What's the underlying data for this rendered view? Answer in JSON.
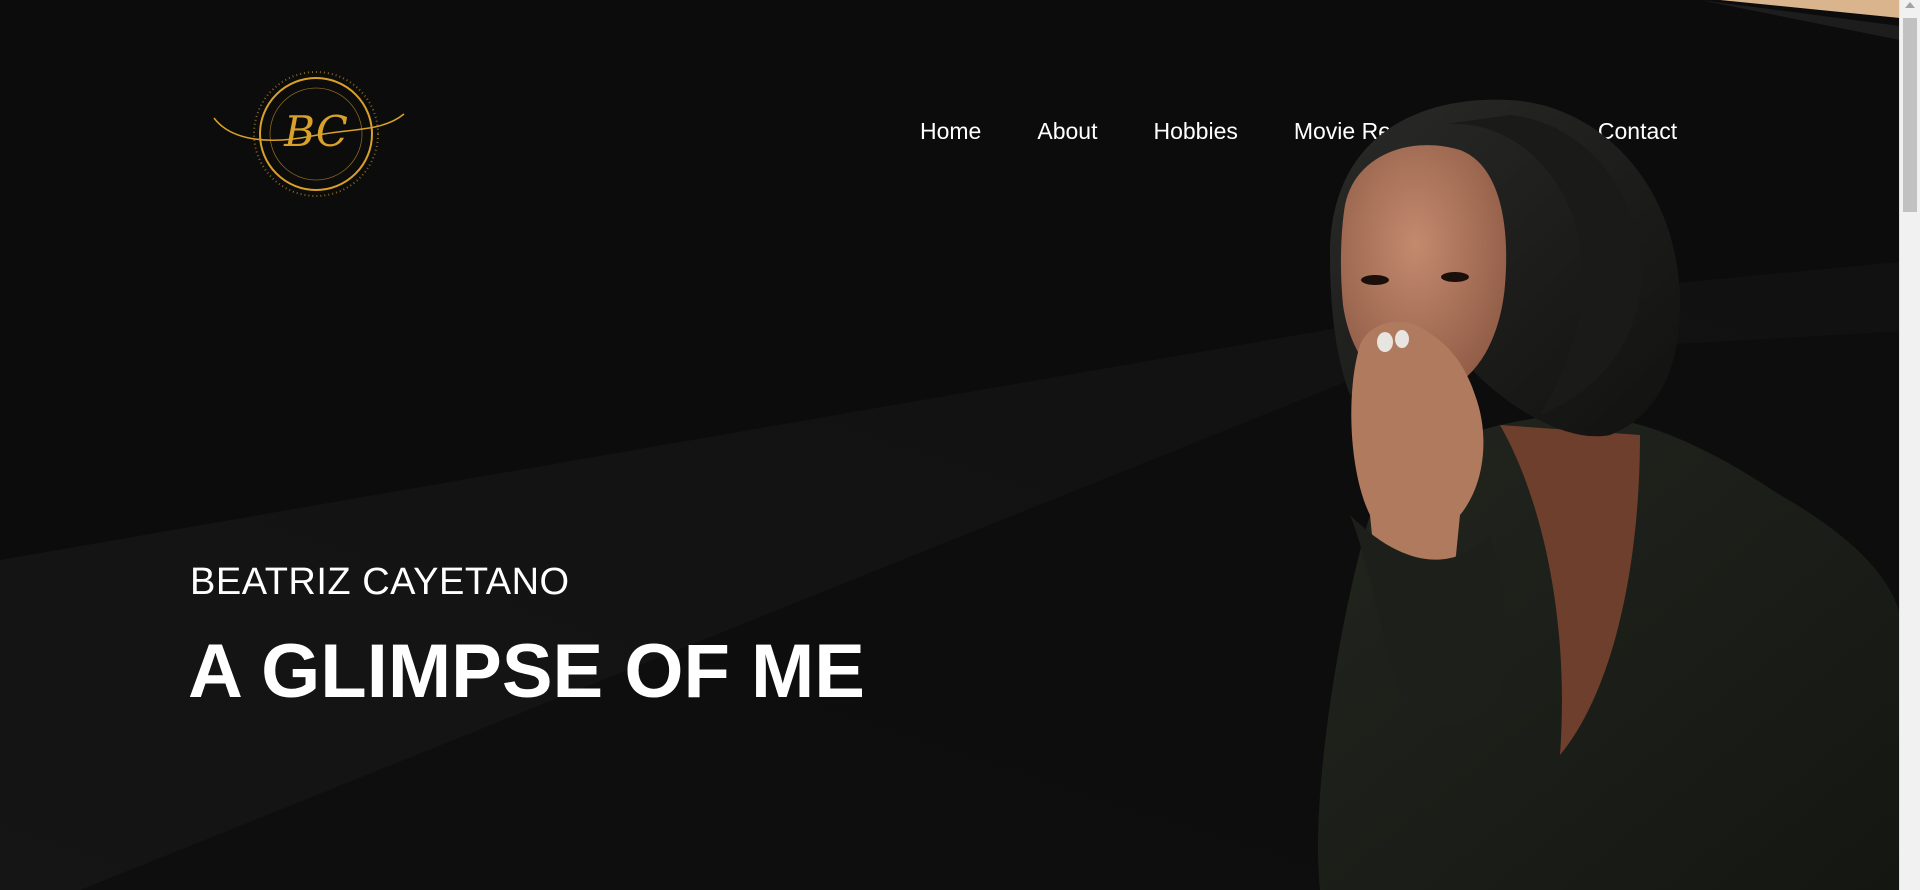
{
  "brand": {
    "logo_initials": "BC",
    "logo_ring_text": "BEATRIZ CAYETANO",
    "logo_color": "#d9a12a"
  },
  "nav": {
    "items": [
      "Home",
      "About",
      "Hobbies",
      "Movie Recommendation",
      "Contact"
    ]
  },
  "hero": {
    "subtitle": "BEATRIZ CAYETANO",
    "title": "A GLIMPSE OF ME"
  },
  "colors": {
    "background": "#0c0c0c",
    "text": "#ffffff",
    "accent": "#d9a12a",
    "corner_tan": "#d9b48c"
  },
  "icons": {
    "scroll_up": "triangle-up-icon"
  }
}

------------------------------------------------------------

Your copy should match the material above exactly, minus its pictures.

Answer space:
What's the underlying data for this rendered view? Answer in JSON.
{
  "brand": {
    "logo_initials": "BC",
    "logo_ring_text": "BEATRIZ CAYETANO",
    "logo_color": "#d9a12a"
  },
  "nav": {
    "items": [
      "Home",
      "About",
      "Hobbies",
      "Movie Recommendation",
      "Contact"
    ]
  },
  "hero": {
    "subtitle": "BEATRIZ CAYETANO",
    "title": "A GLIMPSE OF ME"
  },
  "colors": {
    "background": "#0c0c0c",
    "text": "#ffffff",
    "accent": "#d9a12a",
    "corner_tan": "#d9b48c"
  },
  "icons": {
    "scroll_up": "triangle-up-icon"
  }
}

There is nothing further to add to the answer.